--- MATERIALS PROVIDED ---
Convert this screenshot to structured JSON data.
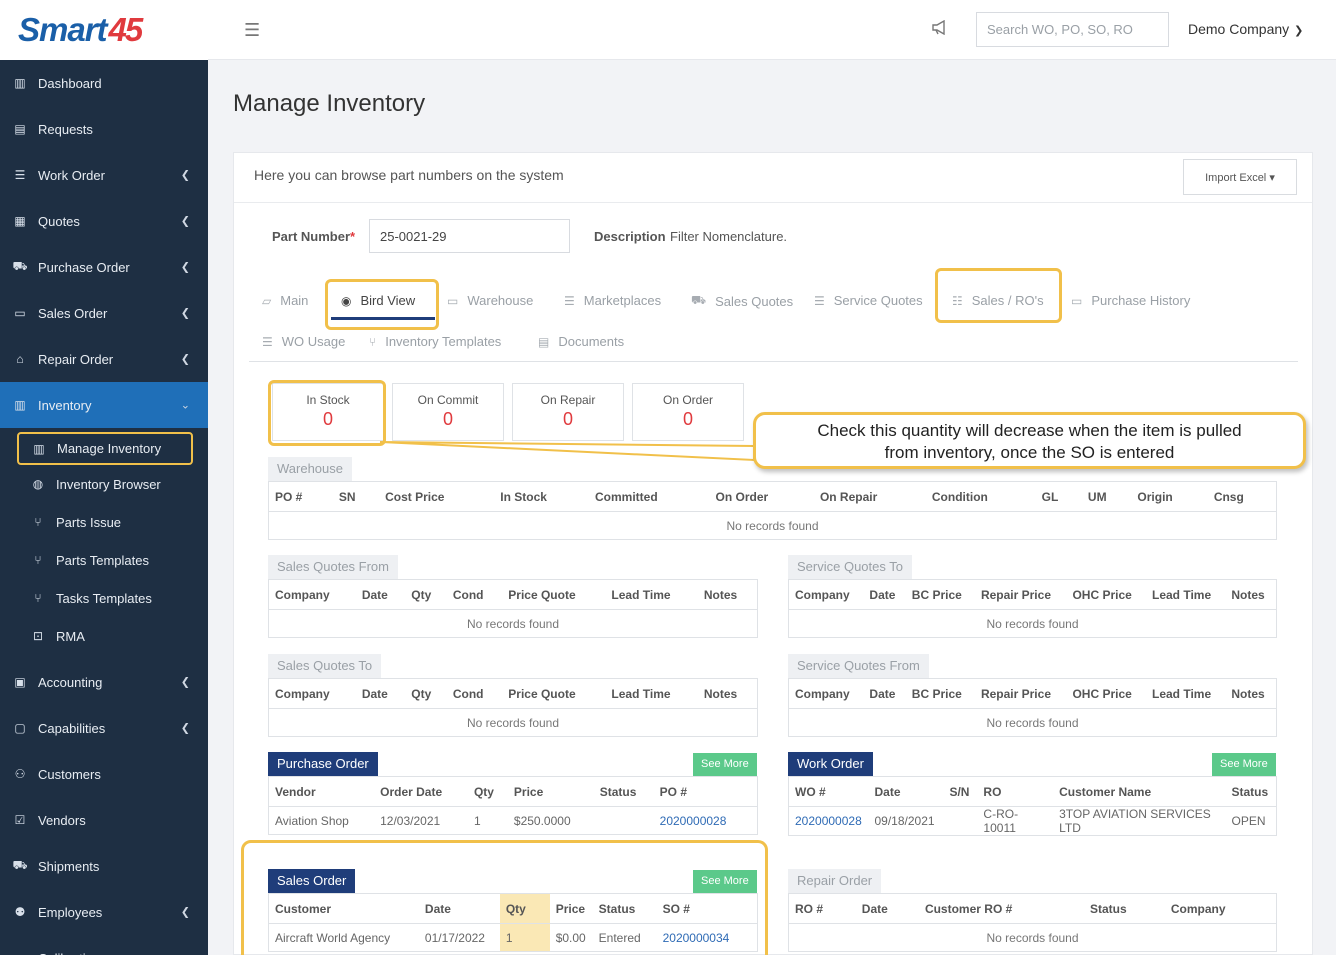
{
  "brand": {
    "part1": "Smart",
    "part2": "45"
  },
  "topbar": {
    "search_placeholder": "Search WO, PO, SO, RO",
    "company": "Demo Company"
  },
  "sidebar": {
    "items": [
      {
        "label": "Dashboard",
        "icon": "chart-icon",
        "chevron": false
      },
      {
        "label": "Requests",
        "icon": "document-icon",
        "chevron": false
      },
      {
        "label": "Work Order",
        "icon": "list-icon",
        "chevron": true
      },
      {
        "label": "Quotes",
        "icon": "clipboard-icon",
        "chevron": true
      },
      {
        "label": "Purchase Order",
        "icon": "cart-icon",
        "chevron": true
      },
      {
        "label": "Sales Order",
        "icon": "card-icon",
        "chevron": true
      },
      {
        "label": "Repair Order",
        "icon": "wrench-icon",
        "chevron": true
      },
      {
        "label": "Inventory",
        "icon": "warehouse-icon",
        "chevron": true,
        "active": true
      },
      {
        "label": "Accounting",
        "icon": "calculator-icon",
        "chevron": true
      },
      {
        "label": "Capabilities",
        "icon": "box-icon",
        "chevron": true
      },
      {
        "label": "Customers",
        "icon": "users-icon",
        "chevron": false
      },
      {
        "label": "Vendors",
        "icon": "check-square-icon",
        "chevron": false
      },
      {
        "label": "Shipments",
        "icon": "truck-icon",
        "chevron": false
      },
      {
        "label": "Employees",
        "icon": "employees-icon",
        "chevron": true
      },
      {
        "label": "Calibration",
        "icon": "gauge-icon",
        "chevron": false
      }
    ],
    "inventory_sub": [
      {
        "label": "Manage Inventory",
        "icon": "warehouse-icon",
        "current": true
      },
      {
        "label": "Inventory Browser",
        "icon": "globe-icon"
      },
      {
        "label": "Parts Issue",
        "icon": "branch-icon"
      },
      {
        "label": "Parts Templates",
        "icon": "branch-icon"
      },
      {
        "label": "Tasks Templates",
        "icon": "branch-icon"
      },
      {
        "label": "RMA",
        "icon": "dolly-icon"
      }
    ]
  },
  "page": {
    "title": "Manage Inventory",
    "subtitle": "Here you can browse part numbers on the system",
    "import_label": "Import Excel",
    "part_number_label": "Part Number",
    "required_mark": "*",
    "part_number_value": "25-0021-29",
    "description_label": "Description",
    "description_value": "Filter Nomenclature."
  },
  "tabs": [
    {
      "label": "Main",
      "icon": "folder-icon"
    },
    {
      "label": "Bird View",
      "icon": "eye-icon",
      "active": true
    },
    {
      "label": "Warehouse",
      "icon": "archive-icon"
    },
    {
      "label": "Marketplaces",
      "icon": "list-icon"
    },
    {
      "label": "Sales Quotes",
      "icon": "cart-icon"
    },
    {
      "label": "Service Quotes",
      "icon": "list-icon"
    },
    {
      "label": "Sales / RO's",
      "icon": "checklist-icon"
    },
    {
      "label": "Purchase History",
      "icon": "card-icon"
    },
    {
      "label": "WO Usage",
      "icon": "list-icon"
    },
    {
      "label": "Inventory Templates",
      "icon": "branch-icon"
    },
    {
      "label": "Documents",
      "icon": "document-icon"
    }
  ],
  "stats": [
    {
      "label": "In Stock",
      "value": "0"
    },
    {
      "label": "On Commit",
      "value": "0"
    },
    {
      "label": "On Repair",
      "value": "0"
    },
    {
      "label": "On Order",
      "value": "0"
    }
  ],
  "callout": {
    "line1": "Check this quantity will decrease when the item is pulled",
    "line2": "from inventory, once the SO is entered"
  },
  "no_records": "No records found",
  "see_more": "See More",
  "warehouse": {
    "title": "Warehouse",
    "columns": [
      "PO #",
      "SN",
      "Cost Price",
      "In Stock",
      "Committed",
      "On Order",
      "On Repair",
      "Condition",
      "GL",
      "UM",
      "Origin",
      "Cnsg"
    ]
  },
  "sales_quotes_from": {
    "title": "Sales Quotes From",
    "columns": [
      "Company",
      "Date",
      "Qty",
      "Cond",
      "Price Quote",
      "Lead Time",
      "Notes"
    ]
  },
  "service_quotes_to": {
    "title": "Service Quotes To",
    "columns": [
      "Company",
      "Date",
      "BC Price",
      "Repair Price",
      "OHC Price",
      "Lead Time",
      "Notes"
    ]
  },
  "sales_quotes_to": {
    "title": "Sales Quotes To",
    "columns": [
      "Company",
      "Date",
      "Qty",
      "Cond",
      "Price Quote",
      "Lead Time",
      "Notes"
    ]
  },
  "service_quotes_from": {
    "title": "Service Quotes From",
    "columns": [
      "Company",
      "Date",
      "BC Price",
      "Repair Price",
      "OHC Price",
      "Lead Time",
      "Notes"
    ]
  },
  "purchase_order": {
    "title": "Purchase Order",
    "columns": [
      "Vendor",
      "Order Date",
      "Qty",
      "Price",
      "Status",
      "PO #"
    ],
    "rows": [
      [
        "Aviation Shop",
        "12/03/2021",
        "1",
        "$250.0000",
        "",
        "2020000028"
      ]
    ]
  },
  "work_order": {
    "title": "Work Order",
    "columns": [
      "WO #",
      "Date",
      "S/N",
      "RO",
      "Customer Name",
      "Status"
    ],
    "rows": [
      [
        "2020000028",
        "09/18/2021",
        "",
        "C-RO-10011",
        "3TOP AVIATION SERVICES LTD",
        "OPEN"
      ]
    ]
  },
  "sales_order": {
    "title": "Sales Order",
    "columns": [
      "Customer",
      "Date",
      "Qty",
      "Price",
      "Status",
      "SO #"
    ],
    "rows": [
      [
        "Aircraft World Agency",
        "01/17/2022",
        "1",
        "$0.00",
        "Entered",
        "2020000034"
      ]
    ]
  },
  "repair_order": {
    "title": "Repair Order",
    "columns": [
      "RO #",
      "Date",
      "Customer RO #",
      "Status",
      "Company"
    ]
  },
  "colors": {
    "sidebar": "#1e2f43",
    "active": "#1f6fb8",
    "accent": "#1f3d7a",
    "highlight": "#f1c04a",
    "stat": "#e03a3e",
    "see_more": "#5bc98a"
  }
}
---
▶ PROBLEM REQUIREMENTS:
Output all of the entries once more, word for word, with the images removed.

▶ SOLUTION TO THIS EXERCISE:
Convert this screenshot to structured JSON data.
{
  "brand": {
    "part1": "Smart",
    "part2": "45"
  },
  "topbar": {
    "search_placeholder": "Search WO, PO, SO, RO",
    "company": "Demo Company"
  },
  "sidebar": {
    "items": [
      {
        "label": "Dashboard",
        "icon": "chart-icon",
        "chevron": false
      },
      {
        "label": "Requests",
        "icon": "document-icon",
        "chevron": false
      },
      {
        "label": "Work Order",
        "icon": "list-icon",
        "chevron": true
      },
      {
        "label": "Quotes",
        "icon": "clipboard-icon",
        "chevron": true
      },
      {
        "label": "Purchase Order",
        "icon": "cart-icon",
        "chevron": true
      },
      {
        "label": "Sales Order",
        "icon": "card-icon",
        "chevron": true
      },
      {
        "label": "Repair Order",
        "icon": "wrench-icon",
        "chevron": true
      },
      {
        "label": "Inventory",
        "icon": "warehouse-icon",
        "chevron": true,
        "active": true
      },
      {
        "label": "Accounting",
        "icon": "calculator-icon",
        "chevron": true
      },
      {
        "label": "Capabilities",
        "icon": "box-icon",
        "chevron": true
      },
      {
        "label": "Customers",
        "icon": "users-icon",
        "chevron": false
      },
      {
        "label": "Vendors",
        "icon": "check-square-icon",
        "chevron": false
      },
      {
        "label": "Shipments",
        "icon": "truck-icon",
        "chevron": false
      },
      {
        "label": "Employees",
        "icon": "employees-icon",
        "chevron": true
      },
      {
        "label": "Calibration",
        "icon": "gauge-icon",
        "chevron": false
      }
    ],
    "inventory_sub": [
      {
        "label": "Manage Inventory",
        "icon": "warehouse-icon",
        "current": true
      },
      {
        "label": "Inventory Browser",
        "icon": "globe-icon"
      },
      {
        "label": "Parts Issue",
        "icon": "branch-icon"
      },
      {
        "label": "Parts Templates",
        "icon": "branch-icon"
      },
      {
        "label": "Tasks Templates",
        "icon": "branch-icon"
      },
      {
        "label": "RMA",
        "icon": "dolly-icon"
      }
    ]
  },
  "page": {
    "title": "Manage Inventory",
    "subtitle": "Here you can browse part numbers on the system",
    "import_label": "Import Excel",
    "part_number_label": "Part Number",
    "required_mark": "*",
    "part_number_value": "25-0021-29",
    "description_label": "Description",
    "description_value": "Filter Nomenclature."
  },
  "tabs": [
    {
      "label": "Main",
      "icon": "folder-icon"
    },
    {
      "label": "Bird View",
      "icon": "eye-icon",
      "active": true
    },
    {
      "label": "Warehouse",
      "icon": "archive-icon"
    },
    {
      "label": "Marketplaces",
      "icon": "list-icon"
    },
    {
      "label": "Sales Quotes",
      "icon": "cart-icon"
    },
    {
      "label": "Service Quotes",
      "icon": "list-icon"
    },
    {
      "label": "Sales / RO's",
      "icon": "checklist-icon"
    },
    {
      "label": "Purchase History",
      "icon": "card-icon"
    },
    {
      "label": "WO Usage",
      "icon": "list-icon"
    },
    {
      "label": "Inventory Templates",
      "icon": "branch-icon"
    },
    {
      "label": "Documents",
      "icon": "document-icon"
    }
  ],
  "stats": [
    {
      "label": "In Stock",
      "value": "0"
    },
    {
      "label": "On Commit",
      "value": "0"
    },
    {
      "label": "On Repair",
      "value": "0"
    },
    {
      "label": "On Order",
      "value": "0"
    }
  ],
  "callout": {
    "line1": "Check this quantity will decrease when the item is pulled",
    "line2": "from inventory, once the SO is entered"
  },
  "no_records": "No records found",
  "see_more": "See More",
  "warehouse": {
    "title": "Warehouse",
    "columns": [
      "PO #",
      "SN",
      "Cost Price",
      "In Stock",
      "Committed",
      "On Order",
      "On Repair",
      "Condition",
      "GL",
      "UM",
      "Origin",
      "Cnsg"
    ]
  },
  "sales_quotes_from": {
    "title": "Sales Quotes From",
    "columns": [
      "Company",
      "Date",
      "Qty",
      "Cond",
      "Price Quote",
      "Lead Time",
      "Notes"
    ]
  },
  "service_quotes_to": {
    "title": "Service Quotes To",
    "columns": [
      "Company",
      "Date",
      "BC Price",
      "Repair Price",
      "OHC Price",
      "Lead Time",
      "Notes"
    ]
  },
  "sales_quotes_to": {
    "title": "Sales Quotes To",
    "columns": [
      "Company",
      "Date",
      "Qty",
      "Cond",
      "Price Quote",
      "Lead Time",
      "Notes"
    ]
  },
  "service_quotes_from": {
    "title": "Service Quotes From",
    "columns": [
      "Company",
      "Date",
      "BC Price",
      "Repair Price",
      "OHC Price",
      "Lead Time",
      "Notes"
    ]
  },
  "purchase_order": {
    "title": "Purchase Order",
    "columns": [
      "Vendor",
      "Order Date",
      "Qty",
      "Price",
      "Status",
      "PO #"
    ],
    "rows": [
      [
        "Aviation Shop",
        "12/03/2021",
        "1",
        "$250.0000",
        "",
        "2020000028"
      ]
    ]
  },
  "work_order": {
    "title": "Work Order",
    "columns": [
      "WO #",
      "Date",
      "S/N",
      "RO",
      "Customer Name",
      "Status"
    ],
    "rows": [
      [
        "2020000028",
        "09/18/2021",
        "",
        "C-RO-10011",
        "3TOP AVIATION SERVICES LTD",
        "OPEN"
      ]
    ]
  },
  "sales_order": {
    "title": "Sales Order",
    "columns": [
      "Customer",
      "Date",
      "Qty",
      "Price",
      "Status",
      "SO #"
    ],
    "rows": [
      [
        "Aircraft World Agency",
        "01/17/2022",
        "1",
        "$0.00",
        "Entered",
        "2020000034"
      ]
    ]
  },
  "repair_order": {
    "title": "Repair Order",
    "columns": [
      "RO #",
      "Date",
      "Customer RO #",
      "Status",
      "Company"
    ]
  },
  "colors": {
    "sidebar": "#1e2f43",
    "active": "#1f6fb8",
    "accent": "#1f3d7a",
    "highlight": "#f1c04a",
    "stat": "#e03a3e",
    "see_more": "#5bc98a"
  }
}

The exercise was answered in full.